The No. 2 Brownie is as basic as a box camera gets. Add in all the things that are missing and the result might be something like the Box Tengor. I found mine at a flea market, at a stall that always has some interesting camera gear.
Goerz made Box Tengors starting around 1924. By the late 20s Goerz and several other companies merged to form Zeiss Ikon. The Box Tengor line was continued under the Zeiss Ikon name. The model I have is a wartime 54/2 that probably dates to 1943 or 1944. Like Brownies, there were cameras made for different film sizes. Models 54/2, 55/2 and 56/2 take 120.
Body and construction. It's smaller than the Brownie, built of metal and feels solid. The front has controls for focus (three ranges: 1-2m, 2-8m, 8m to infinity) and aperture (11, 16, 22). There are two tripod mounts (3/8", an adapter is required for modern 1/4" screws) and a cable release socket for time exposures. The shutter has one speed, about 1/50, and there's a tab that enables time exposures when lifted. There's a shutter release lock. The red film counter window has a sliding metal cover. For loading the camera comes apart into two pieces which are held together by the strap. Clever!
The lens is a two element Goerz Frontar achromat, an improvement on the single-element meniscus lenses found on most boxes. It has zone focus. Choosing a focus zone closer than infinity slides an auxiliary lens behind the main lens.
There's a mirror behind the taking lens which I guess makes this a prehistoric selfie camera when paired with a really long cable release.
The camera takes 120 film and makes 8 6x9 exposures. If you're using Kodak film be aware that the frame numbers will appear waaaay on the left edge of the window.
Viewfinders. There are two viewfinders, horizontal and vertical. They are bright and clear.

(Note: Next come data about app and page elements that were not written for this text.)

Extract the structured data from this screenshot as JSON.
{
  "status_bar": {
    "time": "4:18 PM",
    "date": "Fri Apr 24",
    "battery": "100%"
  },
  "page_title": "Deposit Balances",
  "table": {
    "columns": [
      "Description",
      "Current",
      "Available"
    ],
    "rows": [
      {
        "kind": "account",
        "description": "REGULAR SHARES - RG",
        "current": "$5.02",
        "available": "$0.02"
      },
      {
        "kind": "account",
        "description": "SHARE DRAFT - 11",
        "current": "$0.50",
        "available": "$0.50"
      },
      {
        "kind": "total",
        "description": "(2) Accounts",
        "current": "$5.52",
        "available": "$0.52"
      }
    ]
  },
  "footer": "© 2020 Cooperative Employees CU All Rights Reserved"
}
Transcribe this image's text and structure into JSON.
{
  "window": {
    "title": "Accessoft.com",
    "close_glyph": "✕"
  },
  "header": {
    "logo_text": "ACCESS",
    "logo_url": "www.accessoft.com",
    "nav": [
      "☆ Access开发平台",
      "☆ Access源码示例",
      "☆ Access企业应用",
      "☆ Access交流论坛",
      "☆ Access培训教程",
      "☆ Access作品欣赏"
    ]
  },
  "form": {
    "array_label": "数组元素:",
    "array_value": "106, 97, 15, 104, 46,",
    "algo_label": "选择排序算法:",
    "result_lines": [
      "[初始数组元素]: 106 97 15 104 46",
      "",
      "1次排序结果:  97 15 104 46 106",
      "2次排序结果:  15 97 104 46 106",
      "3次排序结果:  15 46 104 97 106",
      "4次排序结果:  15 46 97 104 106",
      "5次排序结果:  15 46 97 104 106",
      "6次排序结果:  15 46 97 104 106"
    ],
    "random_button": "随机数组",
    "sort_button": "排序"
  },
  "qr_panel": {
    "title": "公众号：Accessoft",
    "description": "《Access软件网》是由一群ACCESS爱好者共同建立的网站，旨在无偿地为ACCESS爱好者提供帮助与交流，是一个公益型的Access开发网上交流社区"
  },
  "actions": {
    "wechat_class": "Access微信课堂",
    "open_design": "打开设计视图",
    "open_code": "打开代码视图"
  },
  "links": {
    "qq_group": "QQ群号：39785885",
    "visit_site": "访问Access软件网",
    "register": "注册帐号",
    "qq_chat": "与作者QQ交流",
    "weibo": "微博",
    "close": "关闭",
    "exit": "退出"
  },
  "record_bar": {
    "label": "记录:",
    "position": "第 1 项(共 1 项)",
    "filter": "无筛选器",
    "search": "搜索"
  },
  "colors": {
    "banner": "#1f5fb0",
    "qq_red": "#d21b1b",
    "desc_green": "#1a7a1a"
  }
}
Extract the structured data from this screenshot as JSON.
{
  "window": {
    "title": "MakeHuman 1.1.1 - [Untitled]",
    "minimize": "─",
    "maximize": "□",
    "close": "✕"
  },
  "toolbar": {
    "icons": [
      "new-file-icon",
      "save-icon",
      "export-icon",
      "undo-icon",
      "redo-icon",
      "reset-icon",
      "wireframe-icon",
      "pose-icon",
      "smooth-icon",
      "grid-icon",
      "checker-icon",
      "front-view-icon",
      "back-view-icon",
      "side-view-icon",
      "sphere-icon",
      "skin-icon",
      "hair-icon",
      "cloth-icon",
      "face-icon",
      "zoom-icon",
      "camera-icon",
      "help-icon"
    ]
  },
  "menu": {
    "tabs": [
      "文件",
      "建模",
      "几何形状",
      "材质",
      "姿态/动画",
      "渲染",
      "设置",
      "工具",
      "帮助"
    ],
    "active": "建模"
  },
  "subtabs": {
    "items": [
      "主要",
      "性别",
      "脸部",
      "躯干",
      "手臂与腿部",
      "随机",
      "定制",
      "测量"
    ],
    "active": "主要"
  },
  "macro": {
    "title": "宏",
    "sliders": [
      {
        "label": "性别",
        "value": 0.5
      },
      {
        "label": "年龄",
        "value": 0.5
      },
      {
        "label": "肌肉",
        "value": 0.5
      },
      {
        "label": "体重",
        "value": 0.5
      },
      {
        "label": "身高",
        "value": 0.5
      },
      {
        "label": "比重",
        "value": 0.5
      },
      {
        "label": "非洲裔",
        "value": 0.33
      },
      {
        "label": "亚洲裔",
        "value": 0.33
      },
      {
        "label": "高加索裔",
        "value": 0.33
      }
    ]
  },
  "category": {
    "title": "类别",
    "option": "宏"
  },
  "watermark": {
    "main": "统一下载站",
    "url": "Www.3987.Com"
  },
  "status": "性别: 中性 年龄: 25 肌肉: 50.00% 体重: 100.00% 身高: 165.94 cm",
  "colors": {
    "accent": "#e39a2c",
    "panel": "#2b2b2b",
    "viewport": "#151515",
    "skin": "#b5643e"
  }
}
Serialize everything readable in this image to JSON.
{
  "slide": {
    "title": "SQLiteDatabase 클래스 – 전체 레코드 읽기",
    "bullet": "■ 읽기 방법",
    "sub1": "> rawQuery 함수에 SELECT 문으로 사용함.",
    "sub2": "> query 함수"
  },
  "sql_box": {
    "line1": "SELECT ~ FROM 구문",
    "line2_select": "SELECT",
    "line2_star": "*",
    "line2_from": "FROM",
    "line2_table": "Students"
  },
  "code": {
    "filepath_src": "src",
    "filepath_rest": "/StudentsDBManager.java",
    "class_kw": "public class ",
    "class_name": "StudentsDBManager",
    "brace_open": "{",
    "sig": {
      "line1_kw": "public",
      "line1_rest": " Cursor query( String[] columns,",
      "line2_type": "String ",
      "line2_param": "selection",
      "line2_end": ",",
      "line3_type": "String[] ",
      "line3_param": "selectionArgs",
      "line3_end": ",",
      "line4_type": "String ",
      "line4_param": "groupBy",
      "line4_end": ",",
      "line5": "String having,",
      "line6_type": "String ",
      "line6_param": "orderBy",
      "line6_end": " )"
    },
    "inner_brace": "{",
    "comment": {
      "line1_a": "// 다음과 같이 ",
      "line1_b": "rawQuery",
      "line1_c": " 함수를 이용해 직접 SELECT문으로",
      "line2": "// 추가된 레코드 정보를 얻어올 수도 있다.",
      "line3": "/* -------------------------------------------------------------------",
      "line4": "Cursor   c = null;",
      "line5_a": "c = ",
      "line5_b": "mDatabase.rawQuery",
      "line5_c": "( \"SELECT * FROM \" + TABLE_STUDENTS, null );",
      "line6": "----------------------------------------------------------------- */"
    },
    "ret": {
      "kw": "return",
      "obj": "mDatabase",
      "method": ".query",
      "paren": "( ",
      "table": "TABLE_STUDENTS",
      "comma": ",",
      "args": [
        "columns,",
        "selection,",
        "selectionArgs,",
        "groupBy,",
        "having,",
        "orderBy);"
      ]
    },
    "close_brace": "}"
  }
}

Loading film. To open the camera, pull the small chrome loop on the right side away from the body, then pull the back straight off. The back and front are held together by the strap. Move the empty spool to the top side with the winding knob where it becomes the take-up spool Remove the paper band from the roll of film and place it in the bottom slot with the tapered part pointing up. Pull the paper backing up across the back and into the slot on the take-up spool. Wind on a bit until the paper catches. The black side of the paper should be facing inward, with the outside of the backing paper (usually white) with markings should be facing out. Place the back on and push down the chrome loop to lock the body shut.
On the back of the camera, slide open the film counter window cover and continue to wind slowly until the number 1 appears in the window. Remember that on Kodak films this will appear at the very edge of the window - look for the word 'KODAK' in tiny letters that appears right before the frame number.
Shooting. The Box Tengor has focus ranges. Estimate the distance to the subject and choose the best range. The shutter speed is about 1/50 so choose the best aperture for the subject and the film's ISO. A meter is helpful, and generally it's better to overexpose than underexpose.
Hold the camera against your body to steady it, look into the viewfinder, and slowly press the shutter release. Wind to the next frame.
To do time exposures, lift up the T tab. The shutter will stay open as long as the release is held down, or as long as the cable release is pressed.
Conclusion. Most box cameras were cheaply made and were as basic as can be, opening photography to those without technical skills or a lot of money. The Box Tengor is a deluxe box that's well made and has everything that's missing from more basic models: better lens, tripod sockets, cable release, focus zones. The only thing missing is a PC connection for flash - the later model 56/2 has one. The pictures are much better than Kodak No. 2 Brownie. Still, expect soft corners and vignetting.
- La serie Box Tengor - history of the camera in Spanish.
- Instruction manuals - in English, German and Dutch.